DESCRIPTION OF THE TASK: Wherever the word "Perspective" occurs in the listing, copy the whole line.

INPUT:
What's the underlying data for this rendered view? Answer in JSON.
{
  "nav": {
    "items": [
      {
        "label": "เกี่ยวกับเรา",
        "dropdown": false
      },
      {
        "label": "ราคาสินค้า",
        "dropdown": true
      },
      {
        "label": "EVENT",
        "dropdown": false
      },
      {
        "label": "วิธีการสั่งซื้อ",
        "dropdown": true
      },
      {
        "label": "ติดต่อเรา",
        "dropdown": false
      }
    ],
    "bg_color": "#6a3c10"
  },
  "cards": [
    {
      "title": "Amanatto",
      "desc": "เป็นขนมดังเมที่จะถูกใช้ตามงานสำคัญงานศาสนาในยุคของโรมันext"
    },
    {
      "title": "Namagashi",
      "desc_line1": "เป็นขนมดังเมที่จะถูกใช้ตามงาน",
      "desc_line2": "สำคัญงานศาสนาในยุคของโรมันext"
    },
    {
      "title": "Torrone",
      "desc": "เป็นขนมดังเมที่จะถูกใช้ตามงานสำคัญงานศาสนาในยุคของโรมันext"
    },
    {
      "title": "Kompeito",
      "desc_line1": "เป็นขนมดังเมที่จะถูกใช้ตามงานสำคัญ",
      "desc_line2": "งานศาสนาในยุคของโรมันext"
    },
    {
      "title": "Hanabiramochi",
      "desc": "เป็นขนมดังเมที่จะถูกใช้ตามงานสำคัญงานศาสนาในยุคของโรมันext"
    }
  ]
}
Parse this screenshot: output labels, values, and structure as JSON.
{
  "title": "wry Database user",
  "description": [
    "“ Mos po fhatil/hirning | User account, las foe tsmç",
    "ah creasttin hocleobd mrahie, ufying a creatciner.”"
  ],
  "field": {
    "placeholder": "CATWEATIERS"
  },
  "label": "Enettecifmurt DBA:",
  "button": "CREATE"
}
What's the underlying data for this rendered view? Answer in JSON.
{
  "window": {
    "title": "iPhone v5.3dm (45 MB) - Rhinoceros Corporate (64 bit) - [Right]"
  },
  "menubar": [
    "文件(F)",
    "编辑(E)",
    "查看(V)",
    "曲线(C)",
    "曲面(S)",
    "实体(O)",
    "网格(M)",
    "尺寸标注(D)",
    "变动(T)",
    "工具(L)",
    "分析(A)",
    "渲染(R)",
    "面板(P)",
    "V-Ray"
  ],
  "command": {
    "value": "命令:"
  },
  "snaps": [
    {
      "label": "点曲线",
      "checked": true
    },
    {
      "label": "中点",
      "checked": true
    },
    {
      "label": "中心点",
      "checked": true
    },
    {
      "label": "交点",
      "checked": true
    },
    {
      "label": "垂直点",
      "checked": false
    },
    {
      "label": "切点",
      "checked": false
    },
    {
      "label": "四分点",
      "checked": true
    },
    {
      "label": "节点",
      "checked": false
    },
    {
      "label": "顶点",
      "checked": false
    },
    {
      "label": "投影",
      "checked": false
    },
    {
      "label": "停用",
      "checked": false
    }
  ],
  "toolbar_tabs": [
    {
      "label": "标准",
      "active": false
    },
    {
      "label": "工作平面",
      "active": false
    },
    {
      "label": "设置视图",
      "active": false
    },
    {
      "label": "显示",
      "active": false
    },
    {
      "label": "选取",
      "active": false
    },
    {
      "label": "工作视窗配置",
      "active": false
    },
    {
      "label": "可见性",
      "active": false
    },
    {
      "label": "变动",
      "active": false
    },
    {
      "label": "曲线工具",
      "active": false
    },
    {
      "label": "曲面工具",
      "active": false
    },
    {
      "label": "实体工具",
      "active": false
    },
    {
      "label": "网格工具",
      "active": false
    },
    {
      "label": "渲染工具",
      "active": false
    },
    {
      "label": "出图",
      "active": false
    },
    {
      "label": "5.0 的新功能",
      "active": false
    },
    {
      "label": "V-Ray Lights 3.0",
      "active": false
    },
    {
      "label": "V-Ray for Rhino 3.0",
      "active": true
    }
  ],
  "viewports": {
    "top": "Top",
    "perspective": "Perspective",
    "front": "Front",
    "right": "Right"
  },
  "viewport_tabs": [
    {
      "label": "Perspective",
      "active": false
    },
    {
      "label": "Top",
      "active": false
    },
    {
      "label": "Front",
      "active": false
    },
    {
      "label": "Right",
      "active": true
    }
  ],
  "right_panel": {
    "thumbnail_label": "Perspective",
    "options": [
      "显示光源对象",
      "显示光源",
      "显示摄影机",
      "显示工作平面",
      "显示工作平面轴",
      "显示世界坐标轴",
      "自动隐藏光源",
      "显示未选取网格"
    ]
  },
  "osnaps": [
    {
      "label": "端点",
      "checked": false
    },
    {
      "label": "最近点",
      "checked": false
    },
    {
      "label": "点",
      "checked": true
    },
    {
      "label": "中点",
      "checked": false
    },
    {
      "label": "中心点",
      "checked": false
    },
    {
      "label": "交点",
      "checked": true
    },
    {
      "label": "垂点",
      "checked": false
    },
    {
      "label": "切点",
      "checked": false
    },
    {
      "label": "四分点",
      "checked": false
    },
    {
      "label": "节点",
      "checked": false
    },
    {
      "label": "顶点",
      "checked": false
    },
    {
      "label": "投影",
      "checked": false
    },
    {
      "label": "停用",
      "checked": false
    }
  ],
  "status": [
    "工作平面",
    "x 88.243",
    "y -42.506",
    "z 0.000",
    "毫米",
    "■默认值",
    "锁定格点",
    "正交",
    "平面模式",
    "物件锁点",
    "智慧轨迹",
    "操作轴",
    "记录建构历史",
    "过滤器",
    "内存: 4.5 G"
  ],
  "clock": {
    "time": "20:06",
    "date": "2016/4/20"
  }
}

RESPONSE FOR THIS EXERCISE:
    "perspective": "Perspective",
      "label": "Perspective",
    "thumbnail_label": "Perspective",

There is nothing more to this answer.